The Murray-Baumgartner Surgical Instrument Co. Catalogue (1934) again discloses a plurality of retractors for general surgical use. Of particular interest are the Model Nos. 2149-2152 which display a curved scoop-shaped retractor blade portion. However, it is noted that the handles of these retractors are thin, flat, and of an overall arcuate shape, and therefore have the same disabilities as regards delicate work as do the previously mentioned Mueller retractors.
The Charles Truax Greene & Co. Catalogue depicts a plurality of retractors for use in gynecology. FIG. 7233 of this Catalogue depicts a retractor which has a generally scoop-shaped end. However, the handle of this retractor does not allow the practitioner to grip and manipulate the device in a manner such that the practitioner's hand would not obstruct the view of an endotracheal tube.

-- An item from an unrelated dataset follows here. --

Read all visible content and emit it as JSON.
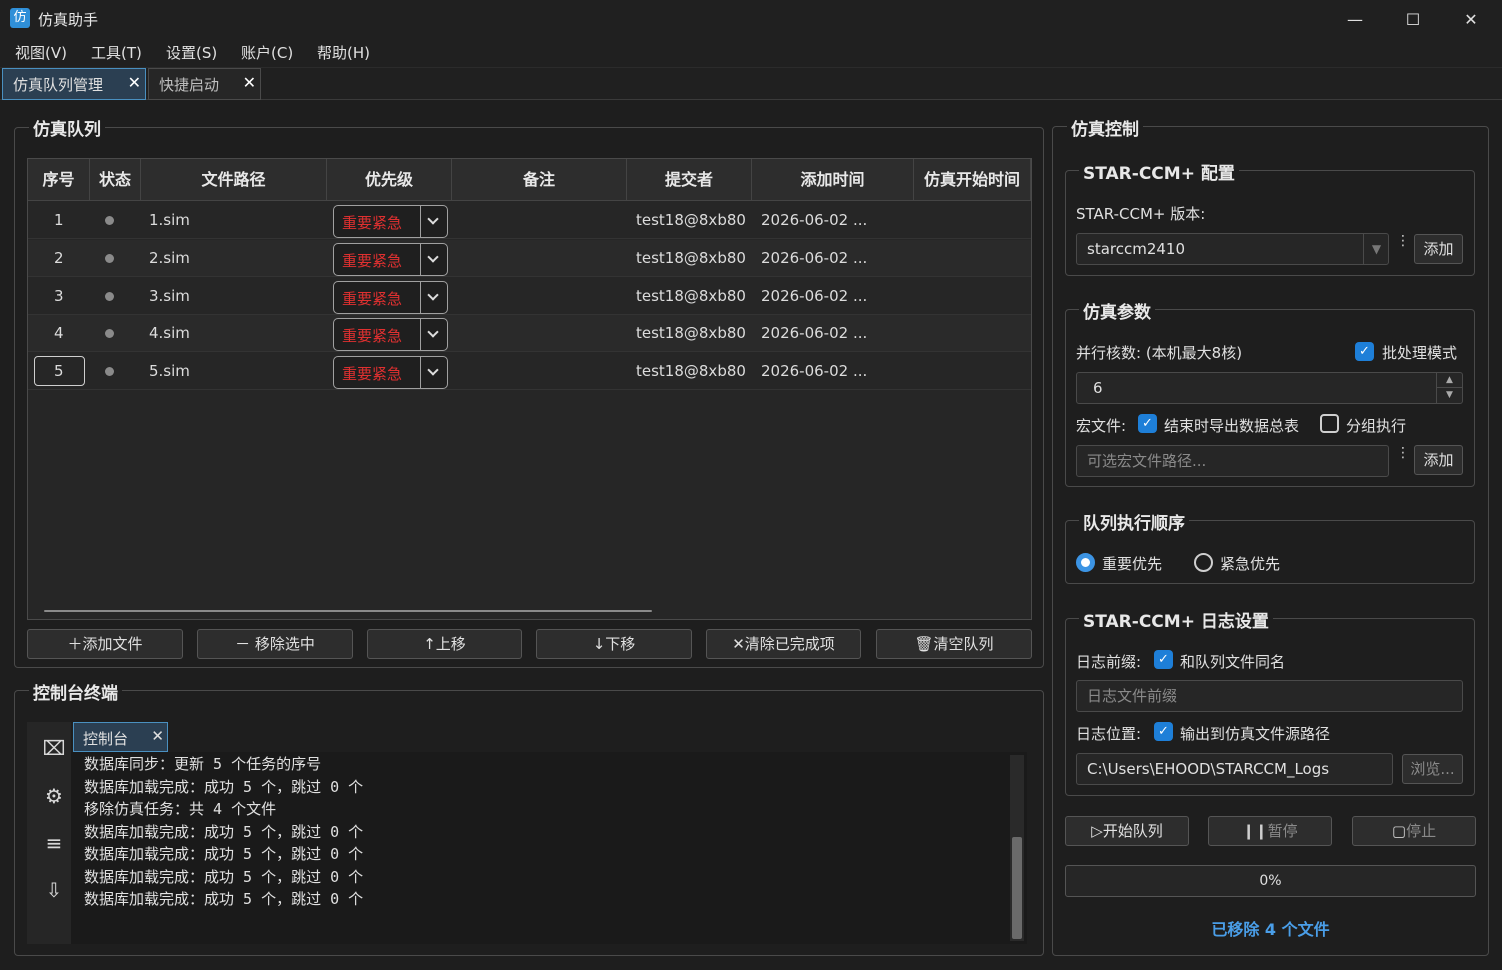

The Journal of the American Medical Association, July 12, 1952, contains an article on pages 1018 and 1019 thereof which discusses the use of various types of generally S-shaped retractors formed of lucite. However, it is noted that none of the retractors disclosed in this article has a generally scoop-shaped blade attached to a thin elongated generally cylindrical gripping portion.
The most common retractor presently being used for tracheal intubation is the so-called Bearman hook. This device consists of a unitary length of wire formed with a hook at the end thereof. However, this hooked end is disadvantageous in that it has little utility in blind techniques due to the danger of damage to the surrounding tissue. Additionally, the Bearman hook has an inherent flexibility due to its thin wire-like construction, thereby causing difficulties in the lateral manipulation of the endotracheal tube.

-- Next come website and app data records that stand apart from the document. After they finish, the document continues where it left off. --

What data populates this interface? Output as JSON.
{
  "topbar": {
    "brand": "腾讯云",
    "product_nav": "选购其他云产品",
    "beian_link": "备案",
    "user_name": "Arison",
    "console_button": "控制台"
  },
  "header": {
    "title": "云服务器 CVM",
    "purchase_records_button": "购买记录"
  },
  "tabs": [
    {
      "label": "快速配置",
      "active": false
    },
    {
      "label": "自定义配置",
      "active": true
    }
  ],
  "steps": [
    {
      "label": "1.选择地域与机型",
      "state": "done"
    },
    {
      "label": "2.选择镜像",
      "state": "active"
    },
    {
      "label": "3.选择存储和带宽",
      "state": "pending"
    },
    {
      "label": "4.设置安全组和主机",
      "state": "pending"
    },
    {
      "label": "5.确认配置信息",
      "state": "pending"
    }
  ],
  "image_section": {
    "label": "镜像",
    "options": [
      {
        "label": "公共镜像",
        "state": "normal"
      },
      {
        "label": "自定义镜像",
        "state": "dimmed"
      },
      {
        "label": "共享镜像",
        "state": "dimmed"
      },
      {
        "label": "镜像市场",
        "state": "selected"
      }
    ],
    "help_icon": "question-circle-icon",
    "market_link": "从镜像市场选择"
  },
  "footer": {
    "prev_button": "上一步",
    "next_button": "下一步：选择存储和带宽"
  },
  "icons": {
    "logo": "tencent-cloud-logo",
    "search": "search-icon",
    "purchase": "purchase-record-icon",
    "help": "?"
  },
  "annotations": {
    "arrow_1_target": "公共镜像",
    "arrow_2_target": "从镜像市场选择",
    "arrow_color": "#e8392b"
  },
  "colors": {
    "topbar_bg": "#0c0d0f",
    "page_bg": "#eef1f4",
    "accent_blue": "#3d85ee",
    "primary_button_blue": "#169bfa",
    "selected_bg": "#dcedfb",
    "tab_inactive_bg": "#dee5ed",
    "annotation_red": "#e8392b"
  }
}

The primary object of the present invention is to provide an improved endotracheal tube retractor having a blunt, generally scoop-shaped blade or tube engaging portion mounted on a handle which facilitates delicate manipulation and good grippability.
Another object of this invention is to provide an endotracheal tube retractor with a portion of the handle thereof inclined at an acute angle with respect to the longitudinal axis of the retractor and which is easily engageable by the fingers of the user in such a manner that the user's hand will not obstruct the view of the endotracheal tube being engaged.
It is a further object of this invention to provide a retractor which facilitates the intubation of patients under direct vision or by using blind techniques.
It is a still further object of the invention to provide a retractor instrument capable of directing the tip of an endotracheal tube into the glottis without trauma to the pharynx.
It is still another object of the invention to guide an endotracheal tube in a blind nasotracheal intubation without the need of flexion, extension or any movement of the head, thereby providing a great advantage in patients with fractures of the cervical spine.
These, together with other objects and advantages which will subsequently become apparent, reside in the details of construction as more fully hereinafter described and claimed, reference being had to the accompanying drawings forming a part hereof wherein like numerals refer to like parts throughout.